Ms Stephanie Yip at a physiotherapy session.
When she woke up one morning feeling weakness in her legs, Ms Stephanie Yip realised she had suffered a stroke. She was hospitalised for a month.
Ms Yip, who is in her early 60s, had been suffering from diabetes before her stroke in May 2015.
The stroke led to weakness in her left arm and stiffness in her fingers which impeded her ability to carry out daily activities, such as bathing and eating, in the initial months.
Nonetheless, she was optimistic about returning to work as an accounts assistant after her rehabilitation. After coming to know about Abilities Beyond Limitations and Expectations (ABLE) from St Andrew’s Community Hospital, Ms Yip joined the charity’s Return-to-Work programme in September 2016.
In addition to the weekly therapy sessions, she attended a career fair with ABLE’s case manager where she had the opportunity to be interviewed for a few jobs in the hospitality and printing industry.
Ms Yip was successfully placed as a full-time staff at ABLE SEAS in December 2016, where she is employed as a full-time accounts assistant.
ABLE SEAS is a social enterprise start-up funded by ABLE, which seeks to be the accounting services provider of choice to the charities sector and beyond.

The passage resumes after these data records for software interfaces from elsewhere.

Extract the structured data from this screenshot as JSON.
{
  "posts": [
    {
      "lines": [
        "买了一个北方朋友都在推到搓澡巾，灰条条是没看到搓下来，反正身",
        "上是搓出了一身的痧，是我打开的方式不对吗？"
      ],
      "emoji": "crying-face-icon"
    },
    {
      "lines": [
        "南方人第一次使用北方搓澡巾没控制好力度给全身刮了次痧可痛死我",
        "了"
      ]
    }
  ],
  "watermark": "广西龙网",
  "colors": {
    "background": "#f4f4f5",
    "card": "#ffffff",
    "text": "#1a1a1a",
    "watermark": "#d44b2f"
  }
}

Ms Yip is also currently attending the London Chamber of Commerce and Industry (LCCI) certification training arranged by ABLE.
ABLE’s rehabilitation centre offers two main programmes – Return-to-Work (RTW) and day rehabilitation. The RTW programme aims to support the vocational goals of clients, aged between 18-67, and equip them with specific skills for reintegration into the workforce. Day rehabilitation aims to improve functional performance for daily living and community participation.
An ABLE staff assisting a client in his rehabilitation.
There are currently 45 clients on the RTW and day rehabilitation programme. Six clients have been successfully placed in employment to date. Over half of the clients are stroke survivors.
The RTW programme involves a three fold approach consisting of:
• Physical rehabilitation (occupational therapy, physiotherapy and pilates rehabilitation) to optimise functional capacity.
• Case management to address psychosocial well-being.
• Vocational rehabilitation to facilitate suitable and sustainable employment.
The programme provides for:
• A holistic, individualised and client centred care plan.
• An active physical and vocational rehabilitation by a multidisciplinary team.
• Training to enhance employability.
• Pre- and post-job placement support
To provide a differentiated therapeutic approach, ABLE also offers pilates rehabilitation techniques, which complement other conventional rehabilitation. ABLE’s volunteer pilates instructors (presently five volunteers) and therapists undergo annual refresher training with Ms Elizabeth Larkam, pilates master instructor and creator of The Moving Body programme in the US.
ABLE’s vision is “to be a vibrant hub of the Catholic Church’s Social outreach to the Physically Challenged community.”
It is a member of Caritas Singapore, incorporated in October 2010, and is certified as an Institution of a Public Character (IPC). ABLE provides rehabilitation therapy, training and job support services to enable the physically challenged to return to suitable and sustainable employment. It also offers respite services to family caregivers and their physically
challenged care recipients.
Since November 2015, ABLE has been providing these services at the Rehabilitation and Respite Centres at Agape Village.
ABLE welcomes those who know someone who is physically challenged and may need rehabilitation therapy, family caregivers of the physically challenged who need respite, those who are able to help with employment opportunities, and volunteers.
For more information, visit www.able-sg.org, call 6801-7460 or email [email protected]